You only need one or two eggshells for your morning coffee. A simple and cheap way to reduce the acid in your coffee.
Still feeling the pain after drinking your morning coffee? Opt for a darker roast from now on.
Darker roasts don’t necessarily have less acid in them. But the roasting process introduces a compound that can make them easier on the stomach.
That compound? It’s called N-methylpyridinium, or NMP for short. More of it is found in coffee that has been roasted longer (darker roasts). And scientists are still studying its effect on reducing stomach acid.
But keep in mind that darker roasts also have less caffeine, and caffeine may be a contributor to coffee heartburn as well. Either way, darker roasts benefit acid reflux sufferers in a huge way.
Low Elevation Coffee

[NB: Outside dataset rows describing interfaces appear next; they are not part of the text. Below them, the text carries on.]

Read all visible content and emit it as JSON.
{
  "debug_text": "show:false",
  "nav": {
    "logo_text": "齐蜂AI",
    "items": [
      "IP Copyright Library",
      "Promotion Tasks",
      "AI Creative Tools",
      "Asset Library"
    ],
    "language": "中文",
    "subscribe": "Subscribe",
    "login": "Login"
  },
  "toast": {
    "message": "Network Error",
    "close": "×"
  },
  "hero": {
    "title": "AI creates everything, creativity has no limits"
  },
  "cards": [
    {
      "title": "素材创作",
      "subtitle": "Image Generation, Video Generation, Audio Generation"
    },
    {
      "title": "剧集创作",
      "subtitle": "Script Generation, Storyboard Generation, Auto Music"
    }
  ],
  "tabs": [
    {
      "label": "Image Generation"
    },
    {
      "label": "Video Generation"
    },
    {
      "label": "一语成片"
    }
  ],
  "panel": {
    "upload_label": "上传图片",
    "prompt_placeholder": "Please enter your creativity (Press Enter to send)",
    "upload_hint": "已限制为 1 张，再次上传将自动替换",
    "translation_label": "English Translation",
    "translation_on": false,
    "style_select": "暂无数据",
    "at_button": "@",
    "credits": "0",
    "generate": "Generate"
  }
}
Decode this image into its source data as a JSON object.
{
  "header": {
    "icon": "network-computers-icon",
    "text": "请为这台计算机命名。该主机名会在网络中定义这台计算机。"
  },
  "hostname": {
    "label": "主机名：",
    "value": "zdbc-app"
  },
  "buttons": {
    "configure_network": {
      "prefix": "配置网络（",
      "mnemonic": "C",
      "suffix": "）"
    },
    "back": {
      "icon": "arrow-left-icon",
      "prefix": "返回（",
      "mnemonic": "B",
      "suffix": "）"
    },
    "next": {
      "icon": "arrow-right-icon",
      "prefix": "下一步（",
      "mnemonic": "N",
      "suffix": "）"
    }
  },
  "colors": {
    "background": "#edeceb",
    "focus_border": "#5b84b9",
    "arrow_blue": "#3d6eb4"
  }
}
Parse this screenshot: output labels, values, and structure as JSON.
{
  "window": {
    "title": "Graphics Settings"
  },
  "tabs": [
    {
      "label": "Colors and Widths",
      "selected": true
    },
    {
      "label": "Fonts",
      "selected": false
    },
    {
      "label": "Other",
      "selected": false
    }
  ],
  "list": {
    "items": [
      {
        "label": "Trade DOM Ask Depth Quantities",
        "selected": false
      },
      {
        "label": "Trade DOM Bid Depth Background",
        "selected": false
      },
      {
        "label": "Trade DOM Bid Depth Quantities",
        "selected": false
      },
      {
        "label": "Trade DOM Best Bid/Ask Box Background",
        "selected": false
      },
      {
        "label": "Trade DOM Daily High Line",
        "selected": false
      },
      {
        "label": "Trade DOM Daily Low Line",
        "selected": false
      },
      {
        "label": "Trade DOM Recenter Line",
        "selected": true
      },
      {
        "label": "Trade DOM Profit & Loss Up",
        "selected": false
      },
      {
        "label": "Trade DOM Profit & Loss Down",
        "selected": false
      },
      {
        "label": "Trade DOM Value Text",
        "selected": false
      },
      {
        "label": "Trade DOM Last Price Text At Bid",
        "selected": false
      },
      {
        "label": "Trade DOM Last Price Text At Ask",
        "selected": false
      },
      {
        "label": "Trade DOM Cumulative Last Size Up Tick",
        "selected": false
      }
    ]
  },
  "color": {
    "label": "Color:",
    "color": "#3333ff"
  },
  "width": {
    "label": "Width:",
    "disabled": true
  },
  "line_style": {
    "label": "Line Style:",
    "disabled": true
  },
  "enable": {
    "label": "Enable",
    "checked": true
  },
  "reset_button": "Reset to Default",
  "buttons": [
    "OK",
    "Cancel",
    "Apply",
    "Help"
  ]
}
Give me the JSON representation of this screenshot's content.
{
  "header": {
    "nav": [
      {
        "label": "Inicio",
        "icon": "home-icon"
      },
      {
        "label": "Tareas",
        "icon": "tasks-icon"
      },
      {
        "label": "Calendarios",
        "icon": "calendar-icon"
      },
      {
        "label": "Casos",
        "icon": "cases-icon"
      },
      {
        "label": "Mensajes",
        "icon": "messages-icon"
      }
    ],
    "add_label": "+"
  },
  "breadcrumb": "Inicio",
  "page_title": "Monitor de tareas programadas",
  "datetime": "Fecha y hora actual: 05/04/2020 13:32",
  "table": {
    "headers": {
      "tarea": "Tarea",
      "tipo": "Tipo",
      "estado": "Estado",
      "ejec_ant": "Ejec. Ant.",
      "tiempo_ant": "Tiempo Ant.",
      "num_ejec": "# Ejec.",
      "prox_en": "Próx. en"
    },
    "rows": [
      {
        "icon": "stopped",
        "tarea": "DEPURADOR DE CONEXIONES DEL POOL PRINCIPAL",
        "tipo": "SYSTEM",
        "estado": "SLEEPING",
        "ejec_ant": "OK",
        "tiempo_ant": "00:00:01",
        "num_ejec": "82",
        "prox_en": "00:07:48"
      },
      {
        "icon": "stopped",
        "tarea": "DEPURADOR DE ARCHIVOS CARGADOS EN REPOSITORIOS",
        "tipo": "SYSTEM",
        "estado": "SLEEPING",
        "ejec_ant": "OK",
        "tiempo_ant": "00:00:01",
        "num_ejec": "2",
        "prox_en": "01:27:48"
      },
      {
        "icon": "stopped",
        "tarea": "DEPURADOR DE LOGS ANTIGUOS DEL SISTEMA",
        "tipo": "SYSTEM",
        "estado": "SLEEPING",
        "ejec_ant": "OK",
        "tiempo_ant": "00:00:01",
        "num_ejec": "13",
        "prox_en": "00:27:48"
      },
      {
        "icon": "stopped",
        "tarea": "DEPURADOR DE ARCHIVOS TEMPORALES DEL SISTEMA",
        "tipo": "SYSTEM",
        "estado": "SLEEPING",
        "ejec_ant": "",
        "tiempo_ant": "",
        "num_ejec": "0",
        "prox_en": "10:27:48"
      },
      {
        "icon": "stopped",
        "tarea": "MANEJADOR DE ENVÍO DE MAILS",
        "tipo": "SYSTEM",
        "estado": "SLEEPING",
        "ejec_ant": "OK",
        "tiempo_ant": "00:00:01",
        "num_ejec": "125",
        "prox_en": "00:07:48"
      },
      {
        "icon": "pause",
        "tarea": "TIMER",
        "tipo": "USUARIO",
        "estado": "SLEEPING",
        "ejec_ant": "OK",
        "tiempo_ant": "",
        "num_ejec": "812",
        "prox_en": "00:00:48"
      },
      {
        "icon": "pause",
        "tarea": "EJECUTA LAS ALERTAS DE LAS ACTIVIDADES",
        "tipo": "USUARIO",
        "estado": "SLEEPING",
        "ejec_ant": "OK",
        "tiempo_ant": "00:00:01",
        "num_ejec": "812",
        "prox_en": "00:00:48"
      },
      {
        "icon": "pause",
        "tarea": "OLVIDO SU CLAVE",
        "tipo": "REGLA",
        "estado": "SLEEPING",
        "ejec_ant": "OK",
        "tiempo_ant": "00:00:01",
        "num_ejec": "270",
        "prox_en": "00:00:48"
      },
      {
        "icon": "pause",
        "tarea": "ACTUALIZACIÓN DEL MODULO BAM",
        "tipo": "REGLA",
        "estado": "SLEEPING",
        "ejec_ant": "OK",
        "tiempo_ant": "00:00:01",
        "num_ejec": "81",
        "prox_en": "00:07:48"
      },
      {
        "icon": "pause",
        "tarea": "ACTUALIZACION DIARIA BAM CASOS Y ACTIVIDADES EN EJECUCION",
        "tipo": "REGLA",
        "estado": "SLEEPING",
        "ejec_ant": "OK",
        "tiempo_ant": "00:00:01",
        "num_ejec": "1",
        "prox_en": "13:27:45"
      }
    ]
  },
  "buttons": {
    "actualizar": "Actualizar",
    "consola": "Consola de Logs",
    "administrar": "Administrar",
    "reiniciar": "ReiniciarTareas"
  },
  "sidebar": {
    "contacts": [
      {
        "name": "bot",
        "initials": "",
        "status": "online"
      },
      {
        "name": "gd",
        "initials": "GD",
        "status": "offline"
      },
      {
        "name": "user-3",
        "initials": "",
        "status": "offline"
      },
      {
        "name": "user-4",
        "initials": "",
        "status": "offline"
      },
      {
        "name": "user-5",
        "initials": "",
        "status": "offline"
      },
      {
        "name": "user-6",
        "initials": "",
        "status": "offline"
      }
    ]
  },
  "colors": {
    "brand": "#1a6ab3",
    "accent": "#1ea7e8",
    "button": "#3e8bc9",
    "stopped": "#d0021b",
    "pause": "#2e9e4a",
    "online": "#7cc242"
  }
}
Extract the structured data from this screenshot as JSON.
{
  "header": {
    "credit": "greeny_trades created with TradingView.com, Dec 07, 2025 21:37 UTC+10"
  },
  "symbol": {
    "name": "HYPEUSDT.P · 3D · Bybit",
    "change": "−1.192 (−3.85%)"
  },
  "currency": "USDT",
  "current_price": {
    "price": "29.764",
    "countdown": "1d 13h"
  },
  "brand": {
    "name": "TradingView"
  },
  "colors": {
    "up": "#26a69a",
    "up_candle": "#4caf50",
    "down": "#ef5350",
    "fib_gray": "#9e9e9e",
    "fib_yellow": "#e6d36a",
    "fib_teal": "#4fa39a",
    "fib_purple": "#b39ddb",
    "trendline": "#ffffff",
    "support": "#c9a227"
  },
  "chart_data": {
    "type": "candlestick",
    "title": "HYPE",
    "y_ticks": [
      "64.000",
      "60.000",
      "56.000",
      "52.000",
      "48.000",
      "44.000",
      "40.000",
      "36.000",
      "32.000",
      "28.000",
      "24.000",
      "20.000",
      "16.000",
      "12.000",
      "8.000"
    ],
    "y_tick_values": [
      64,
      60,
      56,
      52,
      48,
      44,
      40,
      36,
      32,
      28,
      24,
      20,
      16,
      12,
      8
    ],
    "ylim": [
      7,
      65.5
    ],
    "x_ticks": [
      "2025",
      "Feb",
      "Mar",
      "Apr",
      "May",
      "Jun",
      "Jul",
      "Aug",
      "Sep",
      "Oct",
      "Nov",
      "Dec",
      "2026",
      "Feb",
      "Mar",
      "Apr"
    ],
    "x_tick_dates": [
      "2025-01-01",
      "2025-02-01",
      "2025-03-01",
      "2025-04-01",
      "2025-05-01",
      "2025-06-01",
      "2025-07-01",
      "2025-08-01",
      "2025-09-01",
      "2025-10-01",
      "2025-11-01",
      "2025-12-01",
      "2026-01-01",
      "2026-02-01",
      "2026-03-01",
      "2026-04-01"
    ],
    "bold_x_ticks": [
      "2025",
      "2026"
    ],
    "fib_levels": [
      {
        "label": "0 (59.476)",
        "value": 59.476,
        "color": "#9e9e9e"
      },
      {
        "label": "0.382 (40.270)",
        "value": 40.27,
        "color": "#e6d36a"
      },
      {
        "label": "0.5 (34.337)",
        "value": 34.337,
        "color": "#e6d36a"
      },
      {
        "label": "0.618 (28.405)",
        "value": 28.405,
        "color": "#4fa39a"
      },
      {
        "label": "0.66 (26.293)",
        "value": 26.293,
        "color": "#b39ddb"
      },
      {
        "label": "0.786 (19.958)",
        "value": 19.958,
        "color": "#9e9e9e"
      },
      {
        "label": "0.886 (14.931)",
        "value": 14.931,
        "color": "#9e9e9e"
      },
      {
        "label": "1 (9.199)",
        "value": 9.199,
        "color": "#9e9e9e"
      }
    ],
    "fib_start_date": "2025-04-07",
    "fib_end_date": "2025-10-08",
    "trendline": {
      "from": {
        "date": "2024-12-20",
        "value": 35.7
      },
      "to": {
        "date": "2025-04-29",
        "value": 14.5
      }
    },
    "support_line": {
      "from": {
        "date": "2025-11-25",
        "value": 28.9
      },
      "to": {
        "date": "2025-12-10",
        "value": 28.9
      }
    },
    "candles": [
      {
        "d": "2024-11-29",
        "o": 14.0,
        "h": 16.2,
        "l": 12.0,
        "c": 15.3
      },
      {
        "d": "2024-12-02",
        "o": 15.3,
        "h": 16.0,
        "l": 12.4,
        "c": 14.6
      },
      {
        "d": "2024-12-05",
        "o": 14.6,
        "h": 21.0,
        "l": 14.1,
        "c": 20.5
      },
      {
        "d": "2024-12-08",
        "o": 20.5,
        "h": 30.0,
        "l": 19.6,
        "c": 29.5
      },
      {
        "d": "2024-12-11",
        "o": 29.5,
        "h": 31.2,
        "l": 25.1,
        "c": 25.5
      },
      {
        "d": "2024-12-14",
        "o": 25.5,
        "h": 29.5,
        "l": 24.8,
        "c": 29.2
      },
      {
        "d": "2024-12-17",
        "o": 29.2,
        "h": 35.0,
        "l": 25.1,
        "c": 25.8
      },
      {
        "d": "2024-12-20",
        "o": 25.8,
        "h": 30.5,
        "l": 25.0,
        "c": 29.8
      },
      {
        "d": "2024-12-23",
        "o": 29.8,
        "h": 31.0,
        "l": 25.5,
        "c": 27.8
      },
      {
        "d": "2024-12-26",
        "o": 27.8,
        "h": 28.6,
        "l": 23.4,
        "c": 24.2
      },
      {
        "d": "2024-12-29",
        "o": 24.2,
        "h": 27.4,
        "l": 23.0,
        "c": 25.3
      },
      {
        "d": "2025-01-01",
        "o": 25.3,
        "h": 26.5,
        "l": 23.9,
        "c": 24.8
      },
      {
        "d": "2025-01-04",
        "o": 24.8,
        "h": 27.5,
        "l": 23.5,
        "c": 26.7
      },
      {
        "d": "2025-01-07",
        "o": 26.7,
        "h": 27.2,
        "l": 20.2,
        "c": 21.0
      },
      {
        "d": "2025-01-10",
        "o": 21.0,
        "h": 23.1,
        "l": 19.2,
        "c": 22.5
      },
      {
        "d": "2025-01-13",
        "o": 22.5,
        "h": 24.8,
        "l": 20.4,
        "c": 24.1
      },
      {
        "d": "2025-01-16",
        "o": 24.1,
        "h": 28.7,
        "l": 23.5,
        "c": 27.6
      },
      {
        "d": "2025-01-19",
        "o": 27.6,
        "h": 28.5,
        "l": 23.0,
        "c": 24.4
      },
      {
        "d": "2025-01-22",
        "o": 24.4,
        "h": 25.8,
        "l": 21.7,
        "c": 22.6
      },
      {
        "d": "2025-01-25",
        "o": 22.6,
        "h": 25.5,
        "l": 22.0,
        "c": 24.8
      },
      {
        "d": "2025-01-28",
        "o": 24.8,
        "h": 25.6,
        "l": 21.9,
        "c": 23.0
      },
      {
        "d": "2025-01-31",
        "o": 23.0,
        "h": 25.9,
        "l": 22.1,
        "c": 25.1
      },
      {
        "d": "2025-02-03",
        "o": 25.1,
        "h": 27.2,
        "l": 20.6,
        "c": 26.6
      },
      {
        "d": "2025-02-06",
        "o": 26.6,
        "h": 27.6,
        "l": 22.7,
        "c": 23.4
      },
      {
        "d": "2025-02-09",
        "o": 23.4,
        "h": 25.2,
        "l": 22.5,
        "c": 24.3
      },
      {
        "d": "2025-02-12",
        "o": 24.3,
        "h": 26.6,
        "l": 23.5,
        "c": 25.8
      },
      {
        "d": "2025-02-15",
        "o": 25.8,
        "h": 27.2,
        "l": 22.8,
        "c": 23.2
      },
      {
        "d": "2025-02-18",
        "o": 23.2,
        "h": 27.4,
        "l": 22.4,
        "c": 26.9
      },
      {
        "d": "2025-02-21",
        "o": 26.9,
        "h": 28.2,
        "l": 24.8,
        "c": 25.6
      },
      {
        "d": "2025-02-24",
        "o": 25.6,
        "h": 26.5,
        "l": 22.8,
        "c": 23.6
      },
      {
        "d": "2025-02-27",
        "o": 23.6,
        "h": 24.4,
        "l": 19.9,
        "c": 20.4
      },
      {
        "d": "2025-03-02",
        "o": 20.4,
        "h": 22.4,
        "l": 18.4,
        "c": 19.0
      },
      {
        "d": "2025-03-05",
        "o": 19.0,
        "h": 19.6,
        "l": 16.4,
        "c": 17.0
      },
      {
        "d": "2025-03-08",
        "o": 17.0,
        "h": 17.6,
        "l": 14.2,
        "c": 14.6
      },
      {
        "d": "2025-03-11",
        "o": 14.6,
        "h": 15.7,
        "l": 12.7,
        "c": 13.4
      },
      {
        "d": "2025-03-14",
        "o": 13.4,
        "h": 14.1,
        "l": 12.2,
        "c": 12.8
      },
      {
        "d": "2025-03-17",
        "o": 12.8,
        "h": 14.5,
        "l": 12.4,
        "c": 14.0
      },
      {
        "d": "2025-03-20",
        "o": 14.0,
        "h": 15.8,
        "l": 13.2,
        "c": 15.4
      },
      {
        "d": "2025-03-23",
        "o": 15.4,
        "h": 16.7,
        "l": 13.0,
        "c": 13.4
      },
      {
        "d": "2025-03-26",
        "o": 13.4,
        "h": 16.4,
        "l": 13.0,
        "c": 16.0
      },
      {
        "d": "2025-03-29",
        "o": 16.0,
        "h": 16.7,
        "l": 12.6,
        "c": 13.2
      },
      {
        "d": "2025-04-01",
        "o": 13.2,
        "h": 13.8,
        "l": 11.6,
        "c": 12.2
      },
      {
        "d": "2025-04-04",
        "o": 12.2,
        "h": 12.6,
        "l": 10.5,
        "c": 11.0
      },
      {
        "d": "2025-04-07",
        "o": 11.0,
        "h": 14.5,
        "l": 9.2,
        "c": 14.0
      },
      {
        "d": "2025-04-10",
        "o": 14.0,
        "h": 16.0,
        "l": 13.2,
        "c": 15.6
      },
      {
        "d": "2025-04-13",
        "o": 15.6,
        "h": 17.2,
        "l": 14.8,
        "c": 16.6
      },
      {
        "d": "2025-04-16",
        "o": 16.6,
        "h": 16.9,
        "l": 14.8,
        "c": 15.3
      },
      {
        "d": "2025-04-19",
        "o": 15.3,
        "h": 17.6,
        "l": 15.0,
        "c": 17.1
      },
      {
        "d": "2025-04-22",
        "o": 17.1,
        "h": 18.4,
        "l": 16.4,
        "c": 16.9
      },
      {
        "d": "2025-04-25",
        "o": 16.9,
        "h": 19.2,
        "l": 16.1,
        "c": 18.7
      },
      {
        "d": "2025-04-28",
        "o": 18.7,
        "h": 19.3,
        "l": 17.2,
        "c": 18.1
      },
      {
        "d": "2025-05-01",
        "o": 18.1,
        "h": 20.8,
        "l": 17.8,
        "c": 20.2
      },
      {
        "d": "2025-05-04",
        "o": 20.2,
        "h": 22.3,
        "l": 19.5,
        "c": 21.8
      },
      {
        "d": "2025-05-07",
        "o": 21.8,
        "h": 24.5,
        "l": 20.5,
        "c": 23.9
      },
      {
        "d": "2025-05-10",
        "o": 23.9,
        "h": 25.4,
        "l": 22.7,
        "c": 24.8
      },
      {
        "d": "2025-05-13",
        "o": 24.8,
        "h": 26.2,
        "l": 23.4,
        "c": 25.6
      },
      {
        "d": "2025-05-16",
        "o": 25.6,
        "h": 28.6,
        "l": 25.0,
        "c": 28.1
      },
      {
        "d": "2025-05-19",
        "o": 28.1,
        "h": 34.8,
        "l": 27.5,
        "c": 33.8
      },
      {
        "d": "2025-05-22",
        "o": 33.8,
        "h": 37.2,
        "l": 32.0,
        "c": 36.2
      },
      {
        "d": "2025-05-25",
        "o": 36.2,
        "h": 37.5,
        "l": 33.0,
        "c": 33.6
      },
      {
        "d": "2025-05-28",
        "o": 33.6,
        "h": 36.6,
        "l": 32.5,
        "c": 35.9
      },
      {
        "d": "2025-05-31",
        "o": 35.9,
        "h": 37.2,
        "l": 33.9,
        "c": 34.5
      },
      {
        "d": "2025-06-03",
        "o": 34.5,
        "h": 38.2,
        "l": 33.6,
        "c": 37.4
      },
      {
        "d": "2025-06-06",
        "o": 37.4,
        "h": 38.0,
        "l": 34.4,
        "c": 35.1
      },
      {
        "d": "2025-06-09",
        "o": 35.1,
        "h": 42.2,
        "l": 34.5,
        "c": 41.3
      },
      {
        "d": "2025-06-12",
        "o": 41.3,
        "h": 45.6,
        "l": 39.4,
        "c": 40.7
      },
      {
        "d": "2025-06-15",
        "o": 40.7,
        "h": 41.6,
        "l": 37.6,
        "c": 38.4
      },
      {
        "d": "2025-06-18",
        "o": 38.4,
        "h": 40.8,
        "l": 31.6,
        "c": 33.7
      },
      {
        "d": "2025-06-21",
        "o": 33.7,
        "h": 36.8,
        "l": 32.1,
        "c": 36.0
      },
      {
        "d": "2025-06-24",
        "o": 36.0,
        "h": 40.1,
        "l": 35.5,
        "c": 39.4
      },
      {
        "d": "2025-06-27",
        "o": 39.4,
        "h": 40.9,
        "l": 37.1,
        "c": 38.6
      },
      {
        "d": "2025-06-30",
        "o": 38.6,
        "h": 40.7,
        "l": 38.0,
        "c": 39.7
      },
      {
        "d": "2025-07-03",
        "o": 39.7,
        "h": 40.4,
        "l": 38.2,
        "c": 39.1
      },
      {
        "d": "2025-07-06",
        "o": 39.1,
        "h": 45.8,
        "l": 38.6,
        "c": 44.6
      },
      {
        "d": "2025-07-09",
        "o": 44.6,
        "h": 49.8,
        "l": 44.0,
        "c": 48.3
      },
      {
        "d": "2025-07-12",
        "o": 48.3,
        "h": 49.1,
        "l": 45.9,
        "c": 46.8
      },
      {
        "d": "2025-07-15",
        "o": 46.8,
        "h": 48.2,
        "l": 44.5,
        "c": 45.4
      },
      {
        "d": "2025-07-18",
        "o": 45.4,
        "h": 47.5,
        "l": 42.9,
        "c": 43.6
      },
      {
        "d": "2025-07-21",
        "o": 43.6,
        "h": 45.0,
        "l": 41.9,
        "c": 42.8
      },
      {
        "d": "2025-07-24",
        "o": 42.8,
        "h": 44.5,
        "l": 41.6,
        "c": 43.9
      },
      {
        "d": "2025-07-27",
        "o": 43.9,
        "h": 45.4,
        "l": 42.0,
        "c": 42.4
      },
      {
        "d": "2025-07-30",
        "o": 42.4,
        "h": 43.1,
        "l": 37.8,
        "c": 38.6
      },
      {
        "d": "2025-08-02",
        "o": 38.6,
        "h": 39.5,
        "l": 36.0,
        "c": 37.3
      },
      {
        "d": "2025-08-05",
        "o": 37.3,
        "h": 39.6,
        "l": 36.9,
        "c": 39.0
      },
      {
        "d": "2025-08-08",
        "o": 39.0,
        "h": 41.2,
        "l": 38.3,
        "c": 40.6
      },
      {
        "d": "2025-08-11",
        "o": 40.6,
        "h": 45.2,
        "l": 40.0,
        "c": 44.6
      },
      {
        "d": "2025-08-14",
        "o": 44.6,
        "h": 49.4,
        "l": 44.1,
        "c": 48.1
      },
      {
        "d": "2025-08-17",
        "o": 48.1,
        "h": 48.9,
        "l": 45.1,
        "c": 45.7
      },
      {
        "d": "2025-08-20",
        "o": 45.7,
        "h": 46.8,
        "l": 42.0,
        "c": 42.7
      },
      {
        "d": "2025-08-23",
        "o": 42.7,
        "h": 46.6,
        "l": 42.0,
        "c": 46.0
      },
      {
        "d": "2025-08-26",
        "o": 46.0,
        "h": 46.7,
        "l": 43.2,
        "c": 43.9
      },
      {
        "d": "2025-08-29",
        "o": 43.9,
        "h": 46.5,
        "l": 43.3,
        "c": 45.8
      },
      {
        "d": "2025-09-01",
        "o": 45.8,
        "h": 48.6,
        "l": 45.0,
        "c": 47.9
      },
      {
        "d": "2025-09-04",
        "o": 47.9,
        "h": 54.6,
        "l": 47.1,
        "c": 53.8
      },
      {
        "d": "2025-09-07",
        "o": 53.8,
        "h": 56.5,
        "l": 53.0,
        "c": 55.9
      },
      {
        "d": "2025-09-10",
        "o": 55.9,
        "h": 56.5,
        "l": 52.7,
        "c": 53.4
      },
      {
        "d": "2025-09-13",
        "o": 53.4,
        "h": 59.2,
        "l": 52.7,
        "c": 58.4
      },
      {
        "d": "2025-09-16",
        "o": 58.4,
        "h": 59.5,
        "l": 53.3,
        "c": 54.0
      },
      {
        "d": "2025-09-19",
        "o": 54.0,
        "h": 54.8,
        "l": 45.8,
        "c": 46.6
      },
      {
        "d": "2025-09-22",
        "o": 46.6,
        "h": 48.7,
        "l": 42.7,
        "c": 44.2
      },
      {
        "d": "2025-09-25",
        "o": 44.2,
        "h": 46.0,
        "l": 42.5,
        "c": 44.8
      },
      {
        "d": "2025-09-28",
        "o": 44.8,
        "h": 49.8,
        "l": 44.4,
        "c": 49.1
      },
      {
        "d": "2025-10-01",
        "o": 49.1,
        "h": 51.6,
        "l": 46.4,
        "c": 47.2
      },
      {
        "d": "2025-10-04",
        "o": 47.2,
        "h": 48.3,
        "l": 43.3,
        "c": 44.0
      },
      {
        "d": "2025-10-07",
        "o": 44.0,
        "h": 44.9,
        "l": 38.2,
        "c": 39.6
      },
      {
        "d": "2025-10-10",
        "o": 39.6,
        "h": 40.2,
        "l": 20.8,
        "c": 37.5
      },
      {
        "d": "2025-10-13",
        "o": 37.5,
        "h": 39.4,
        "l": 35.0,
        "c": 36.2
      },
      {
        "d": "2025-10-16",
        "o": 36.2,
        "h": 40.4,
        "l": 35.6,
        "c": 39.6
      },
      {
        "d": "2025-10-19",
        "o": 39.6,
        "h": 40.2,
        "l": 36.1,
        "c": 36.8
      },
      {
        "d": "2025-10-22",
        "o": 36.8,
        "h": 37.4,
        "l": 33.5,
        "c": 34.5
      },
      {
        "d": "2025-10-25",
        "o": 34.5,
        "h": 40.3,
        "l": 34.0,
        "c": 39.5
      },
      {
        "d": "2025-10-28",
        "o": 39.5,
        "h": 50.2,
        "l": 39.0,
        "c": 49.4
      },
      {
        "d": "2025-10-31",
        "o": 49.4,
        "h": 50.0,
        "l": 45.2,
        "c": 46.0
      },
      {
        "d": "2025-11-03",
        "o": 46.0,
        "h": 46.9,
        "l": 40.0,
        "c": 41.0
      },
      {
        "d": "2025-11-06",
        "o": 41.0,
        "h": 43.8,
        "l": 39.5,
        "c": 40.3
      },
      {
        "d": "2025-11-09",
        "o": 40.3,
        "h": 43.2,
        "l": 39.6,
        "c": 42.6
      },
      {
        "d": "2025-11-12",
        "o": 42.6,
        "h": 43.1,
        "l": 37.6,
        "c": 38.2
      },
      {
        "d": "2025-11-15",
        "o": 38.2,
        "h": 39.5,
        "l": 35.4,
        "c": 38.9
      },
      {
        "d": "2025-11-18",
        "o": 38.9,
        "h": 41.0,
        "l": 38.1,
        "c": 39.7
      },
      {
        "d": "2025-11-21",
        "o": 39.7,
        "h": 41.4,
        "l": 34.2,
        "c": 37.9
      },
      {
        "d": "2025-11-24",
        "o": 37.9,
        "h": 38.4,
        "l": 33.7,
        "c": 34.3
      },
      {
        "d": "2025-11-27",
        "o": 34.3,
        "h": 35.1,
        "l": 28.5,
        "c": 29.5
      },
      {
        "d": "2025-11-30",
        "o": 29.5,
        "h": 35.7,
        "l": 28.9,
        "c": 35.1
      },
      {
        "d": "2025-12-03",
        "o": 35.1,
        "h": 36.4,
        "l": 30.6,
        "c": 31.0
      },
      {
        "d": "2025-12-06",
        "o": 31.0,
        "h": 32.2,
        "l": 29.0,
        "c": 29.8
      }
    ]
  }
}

Elevation plays a huge part in the taste of different coffees. Usually, the most desirable coffee beans come from high elevation farms.
At high elevations, the coffee plants grow more slowly, resulting in more densely compacted sugars and flavors.
But according to the Five Senses Coffee blog, “High altitude coffee tends to have higher levels of organic acids, chlorogenic acids, [and] caffeine.” Great for flavor, but not so great for those of us who experience coffee heartburn.
So instead, choose a low elevation coffee to stop the burn. Don’t know how to choose? Take a look at your coffee bag and see if a country of origin or elevation is listed to help you decide.
Or try a Hawaiian Kona coffee. It’s grown at a low elevation but, because it’s grown in shade, it gives you a smooth, pleasant taste you may even enjoy more than a high elevation coffee.
Especially if it means saying goodbye to acid reflux.
Have you ever left your coffee pot sitting on the hot pad a little too long? What happens? You usually end up with an extremely bitter pot of coffee.
The reason for this relates to the brew time. Heat from brewing quickly extracts flavors from coffee beans.
Leave your coffee grounds with heat too long and you get bitter coffee (including leaving them on the heating pad). But too short and you have highly acidic coffee.
For those with acid reflux, shorter brewing times can indicate a more acidic coffee. To help with this, consider increasing the brewing time to avoid an acid-only cup.
Along with brew time, the size of the grind influences the acidity. A fine grind allows the water to extract acids and flavors more quickly, while a course grind takes longer.
So, if you want to reduce acidity in your coffee, go for a more coarse grind. For example, using a French press allows for a coarse grind and a longer brew time, giving you a less acidic coffee.
An exception to this rule is espresso. While espresso grinds are very fine, the brew time is relatively short. So if done correctly, espresso should be a good balance of flavors.
Higher water temperatures bring out the acidity of coffee much more quickly and noticeably.
And while coffee connoisseurs usually prefer this taste, people who have issues with coffee heartburn may want to consider using lower temperature water.
In fact, “some compounds [like certain acids] won’t extract at certain temperatures.” Remember when we talked about cold brew coffee’s low acidity? That’s what’s going on with cold brew.
But if you still want hot coffee, consider using temperatures lower than 204F to reduce the acidity.
Well, there you have it. If you suffer from acid reflux but also love a good cup of coffee, you now have some acid-reducing ideas at your fingertips.
You may have even heard of low-acid coffees. Many of these use some of the methods mentioned above like lower elevation or darker roast.
But the proof is in the cup. Go ahead and try some of these tips and let us know how it went for you. And happy heartburn-free drinking!